• [Problem details] Would you write out every entry exactly, but without the pictures?

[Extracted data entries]
* * *

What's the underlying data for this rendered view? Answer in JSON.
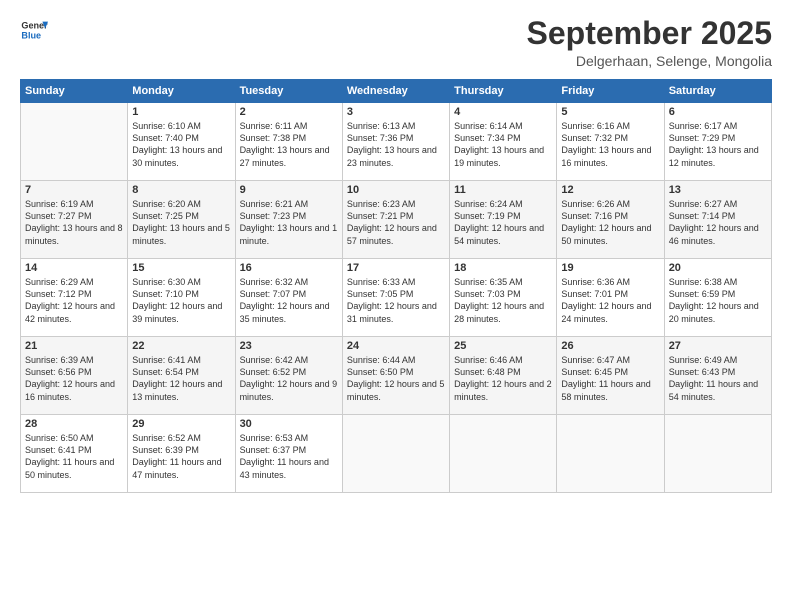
{
  "header": {
    "logo_line1": "General",
    "logo_line2": "Blue",
    "month": "September 2025",
    "location": "Delgerhaan, Selenge, Mongolia"
  },
  "weekdays": [
    "Sunday",
    "Monday",
    "Tuesday",
    "Wednesday",
    "Thursday",
    "Friday",
    "Saturday"
  ],
  "weeks": [
    [
      {
        "day": "",
        "sunrise": "",
        "sunset": "",
        "daylight": ""
      },
      {
        "day": "1",
        "sunrise": "Sunrise: 6:10 AM",
        "sunset": "Sunset: 7:40 PM",
        "daylight": "Daylight: 13 hours and 30 minutes."
      },
      {
        "day": "2",
        "sunrise": "Sunrise: 6:11 AM",
        "sunset": "Sunset: 7:38 PM",
        "daylight": "Daylight: 13 hours and 27 minutes."
      },
      {
        "day": "3",
        "sunrise": "Sunrise: 6:13 AM",
        "sunset": "Sunset: 7:36 PM",
        "daylight": "Daylight: 13 hours and 23 minutes."
      },
      {
        "day": "4",
        "sunrise": "Sunrise: 6:14 AM",
        "sunset": "Sunset: 7:34 PM",
        "daylight": "Daylight: 13 hours and 19 minutes."
      },
      {
        "day": "5",
        "sunrise": "Sunrise: 6:16 AM",
        "sunset": "Sunset: 7:32 PM",
        "daylight": "Daylight: 13 hours and 16 minutes."
      },
      {
        "day": "6",
        "sunrise": "Sunrise: 6:17 AM",
        "sunset": "Sunset: 7:29 PM",
        "daylight": "Daylight: 13 hours and 12 minutes."
      }
    ],
    [
      {
        "day": "7",
        "sunrise": "Sunrise: 6:19 AM",
        "sunset": "Sunset: 7:27 PM",
        "daylight": "Daylight: 13 hours and 8 minutes."
      },
      {
        "day": "8",
        "sunrise": "Sunrise: 6:20 AM",
        "sunset": "Sunset: 7:25 PM",
        "daylight": "Daylight: 13 hours and 5 minutes."
      },
      {
        "day": "9",
        "sunrise": "Sunrise: 6:21 AM",
        "sunset": "Sunset: 7:23 PM",
        "daylight": "Daylight: 13 hours and 1 minute."
      },
      {
        "day": "10",
        "sunrise": "Sunrise: 6:23 AM",
        "sunset": "Sunset: 7:21 PM",
        "daylight": "Daylight: 12 hours and 57 minutes."
      },
      {
        "day": "11",
        "sunrise": "Sunrise: 6:24 AM",
        "sunset": "Sunset: 7:19 PM",
        "daylight": "Daylight: 12 hours and 54 minutes."
      },
      {
        "day": "12",
        "sunrise": "Sunrise: 6:26 AM",
        "sunset": "Sunset: 7:16 PM",
        "daylight": "Daylight: 12 hours and 50 minutes."
      },
      {
        "day": "13",
        "sunrise": "Sunrise: 6:27 AM",
        "sunset": "Sunset: 7:14 PM",
        "daylight": "Daylight: 12 hours and 46 minutes."
      }
    ],
    [
      {
        "day": "14",
        "sunrise": "Sunrise: 6:29 AM",
        "sunset": "Sunset: 7:12 PM",
        "daylight": "Daylight: 12 hours and 42 minutes."
      },
      {
        "day": "15",
        "sunrise": "Sunrise: 6:30 AM",
        "sunset": "Sunset: 7:10 PM",
        "daylight": "Daylight: 12 hours and 39 minutes."
      },
      {
        "day": "16",
        "sunrise": "Sunrise: 6:32 AM",
        "sunset": "Sunset: 7:07 PM",
        "daylight": "Daylight: 12 hours and 35 minutes."
      },
      {
        "day": "17",
        "sunrise": "Sunrise: 6:33 AM",
        "sunset": "Sunset: 7:05 PM",
        "daylight": "Daylight: 12 hours and 31 minutes."
      },
      {
        "day": "18",
        "sunrise": "Sunrise: 6:35 AM",
        "sunset": "Sunset: 7:03 PM",
        "daylight": "Daylight: 12 hours and 28 minutes."
      },
      {
        "day": "19",
        "sunrise": "Sunrise: 6:36 AM",
        "sunset": "Sunset: 7:01 PM",
        "daylight": "Daylight: 12 hours and 24 minutes."
      },
      {
        "day": "20",
        "sunrise": "Sunrise: 6:38 AM",
        "sunset": "Sunset: 6:59 PM",
        "daylight": "Daylight: 12 hours and 20 minutes."
      }
    ],
    [
      {
        "day": "21",
        "sunrise": "Sunrise: 6:39 AM",
        "sunset": "Sunset: 6:56 PM",
        "daylight": "Daylight: 12 hours and 16 minutes."
      },
      {
        "day": "22",
        "sunrise": "Sunrise: 6:41 AM",
        "sunset": "Sunset: 6:54 PM",
        "daylight": "Daylight: 12 hours and 13 minutes."
      },
      {
        "day": "23",
        "sunrise": "Sunrise: 6:42 AM",
        "sunset": "Sunset: 6:52 PM",
        "daylight": "Daylight: 12 hours and 9 minutes."
      },
      {
        "day": "24",
        "sunrise": "Sunrise: 6:44 AM",
        "sunset": "Sunset: 6:50 PM",
        "daylight": "Daylight: 12 hours and 5 minutes."
      },
      {
        "day": "25",
        "sunrise": "Sunrise: 6:46 AM",
        "sunset": "Sunset: 6:48 PM",
        "daylight": "Daylight: 12 hours and 2 minutes."
      },
      {
        "day": "26",
        "sunrise": "Sunrise: 6:47 AM",
        "sunset": "Sunset: 6:45 PM",
        "daylight": "Daylight: 11 hours and 58 minutes."
      },
      {
        "day": "27",
        "sunrise": "Sunrise: 6:49 AM",
        "sunset": "Sunset: 6:43 PM",
        "daylight": "Daylight: 11 hours and 54 minutes."
      }
    ],
    [
      {
        "day": "28",
        "sunrise": "Sunrise: 6:50 AM",
        "sunset": "Sunset: 6:41 PM",
        "daylight": "Daylight: 11 hours and 50 minutes."
      },
      {
        "day": "29",
        "sunrise": "Sunrise: 6:52 AM",
        "sunset": "Sunset: 6:39 PM",
        "daylight": "Daylight: 11 hours and 47 minutes."
      },
      {
        "day": "30",
        "sunrise": "Sunrise: 6:53 AM",
        "sunset": "Sunset: 6:37 PM",
        "daylight": "Daylight: 11 hours and 43 minutes."
      },
      {
        "day": "",
        "sunrise": "",
        "sunset": "",
        "daylight": ""
      },
      {
        "day": "",
        "sunrise": "",
        "sunset": "",
        "daylight": ""
      },
      {
        "day": "",
        "sunrise": "",
        "sunset": "",
        "daylight": ""
      },
      {
        "day": "",
        "sunrise": "",
        "sunset": "",
        "daylight": ""
      }
    ]
  ]
}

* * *

• [Response to this task]
What's the underlying data for this rendered view? Answer in JSON.
{
  "header": {
    "logo_line1": "General",
    "logo_line2": "Blue",
    "month": "September 2025",
    "location": "Delgerhaan, Selenge, Mongolia"
  },
  "weekdays": [
    "Sunday",
    "Monday",
    "Tuesday",
    "Wednesday",
    "Thursday",
    "Friday",
    "Saturday"
  ],
  "weeks": [
    [
      {
        "day": "",
        "sunrise": "",
        "sunset": "",
        "daylight": ""
      },
      {
        "day": "1",
        "sunrise": "Sunrise: 6:10 AM",
        "sunset": "Sunset: 7:40 PM",
        "daylight": "Daylight: 13 hours and 30 minutes."
      },
      {
        "day": "2",
        "sunrise": "Sunrise: 6:11 AM",
        "sunset": "Sunset: 7:38 PM",
        "daylight": "Daylight: 13 hours and 27 minutes."
      },
      {
        "day": "3",
        "sunrise": "Sunrise: 6:13 AM",
        "sunset": "Sunset: 7:36 PM",
        "daylight": "Daylight: 13 hours and 23 minutes."
      },
      {
        "day": "4",
        "sunrise": "Sunrise: 6:14 AM",
        "sunset": "Sunset: 7:34 PM",
        "daylight": "Daylight: 13 hours and 19 minutes."
      },
      {
        "day": "5",
        "sunrise": "Sunrise: 6:16 AM",
        "sunset": "Sunset: 7:32 PM",
        "daylight": "Daylight: 13 hours and 16 minutes."
      },
      {
        "day": "6",
        "sunrise": "Sunrise: 6:17 AM",
        "sunset": "Sunset: 7:29 PM",
        "daylight": "Daylight: 13 hours and 12 minutes."
      }
    ],
    [
      {
        "day": "7",
        "sunrise": "Sunrise: 6:19 AM",
        "sunset": "Sunset: 7:27 PM",
        "daylight": "Daylight: 13 hours and 8 minutes."
      },
      {
        "day": "8",
        "sunrise": "Sunrise: 6:20 AM",
        "sunset": "Sunset: 7:25 PM",
        "daylight": "Daylight: 13 hours and 5 minutes."
      },
      {
        "day": "9",
        "sunrise": "Sunrise: 6:21 AM",
        "sunset": "Sunset: 7:23 PM",
        "daylight": "Daylight: 13 hours and 1 minute."
      },
      {
        "day": "10",
        "sunrise": "Sunrise: 6:23 AM",
        "sunset": "Sunset: 7:21 PM",
        "daylight": "Daylight: 12 hours and 57 minutes."
      },
      {
        "day": "11",
        "sunrise": "Sunrise: 6:24 AM",
        "sunset": "Sunset: 7:19 PM",
        "daylight": "Daylight: 12 hours and 54 minutes."
      },
      {
        "day": "12",
        "sunrise": "Sunrise: 6:26 AM",
        "sunset": "Sunset: 7:16 PM",
        "daylight": "Daylight: 12 hours and 50 minutes."
      },
      {
        "day": "13",
        "sunrise": "Sunrise: 6:27 AM",
        "sunset": "Sunset: 7:14 PM",
        "daylight": "Daylight: 12 hours and 46 minutes."
      }
    ],
    [
      {
        "day": "14",
        "sunrise": "Sunrise: 6:29 AM",
        "sunset": "Sunset: 7:12 PM",
        "daylight": "Daylight: 12 hours and 42 minutes."
      },
      {
        "day": "15",
        "sunrise": "Sunrise: 6:30 AM",
        "sunset": "Sunset: 7:10 PM",
        "daylight": "Daylight: 12 hours and 39 minutes."
      },
      {
        "day": "16",
        "sunrise": "Sunrise: 6:32 AM",
        "sunset": "Sunset: 7:07 PM",
        "daylight": "Daylight: 12 hours and 35 minutes."
      },
      {
        "day": "17",
        "sunrise": "Sunrise: 6:33 AM",
        "sunset": "Sunset: 7:05 PM",
        "daylight": "Daylight: 12 hours and 31 minutes."
      },
      {
        "day": "18",
        "sunrise": "Sunrise: 6:35 AM",
        "sunset": "Sunset: 7:03 PM",
        "daylight": "Daylight: 12 hours and 28 minutes."
      },
      {
        "day": "19",
        "sunrise": "Sunrise: 6:36 AM",
        "sunset": "Sunset: 7:01 PM",
        "daylight": "Daylight: 12 hours and 24 minutes."
      },
      {
        "day": "20",
        "sunrise": "Sunrise: 6:38 AM",
        "sunset": "Sunset: 6:59 PM",
        "daylight": "Daylight: 12 hours and 20 minutes."
      }
    ],
    [
      {
        "day": "21",
        "sunrise": "Sunrise: 6:39 AM",
        "sunset": "Sunset: 6:56 PM",
        "daylight": "Daylight: 12 hours and 16 minutes."
      },
      {
        "day": "22",
        "sunrise": "Sunrise: 6:41 AM",
        "sunset": "Sunset: 6:54 PM",
        "daylight": "Daylight: 12 hours and 13 minutes."
      },
      {
        "day": "23",
        "sunrise": "Sunrise: 6:42 AM",
        "sunset": "Sunset: 6:52 PM",
        "daylight": "Daylight: 12 hours and 9 minutes."
      },
      {
        "day": "24",
        "sunrise": "Sunrise: 6:44 AM",
        "sunset": "Sunset: 6:50 PM",
        "daylight": "Daylight: 12 hours and 5 minutes."
      },
      {
        "day": "25",
        "sunrise": "Sunrise: 6:46 AM",
        "sunset": "Sunset: 6:48 PM",
        "daylight": "Daylight: 12 hours and 2 minutes."
      },
      {
        "day": "26",
        "sunrise": "Sunrise: 6:47 AM",
        "sunset": "Sunset: 6:45 PM",
        "daylight": "Daylight: 11 hours and 58 minutes."
      },
      {
        "day": "27",
        "sunrise": "Sunrise: 6:49 AM",
        "sunset": "Sunset: 6:43 PM",
        "daylight": "Daylight: 11 hours and 54 minutes."
      }
    ],
    [
      {
        "day": "28",
        "sunrise": "Sunrise: 6:50 AM",
        "sunset": "Sunset: 6:41 PM",
        "daylight": "Daylight: 11 hours and 50 minutes."
      },
      {
        "day": "29",
        "sunrise": "Sunrise: 6:52 AM",
        "sunset": "Sunset: 6:39 PM",
        "daylight": "Daylight: 11 hours and 47 minutes."
      },
      {
        "day": "30",
        "sunrise": "Sunrise: 6:53 AM",
        "sunset": "Sunset: 6:37 PM",
        "daylight": "Daylight: 11 hours and 43 minutes."
      },
      {
        "day": "",
        "sunrise": "",
        "sunset": "",
        "daylight": ""
      },
      {
        "day": "",
        "sunrise": "",
        "sunset": "",
        "daylight": ""
      },
      {
        "day": "",
        "sunrise": "",
        "sunset": "",
        "daylight": ""
      },
      {
        "day": "",
        "sunrise": "",
        "sunset": "",
        "daylight": ""
      }
    ]
  ]
}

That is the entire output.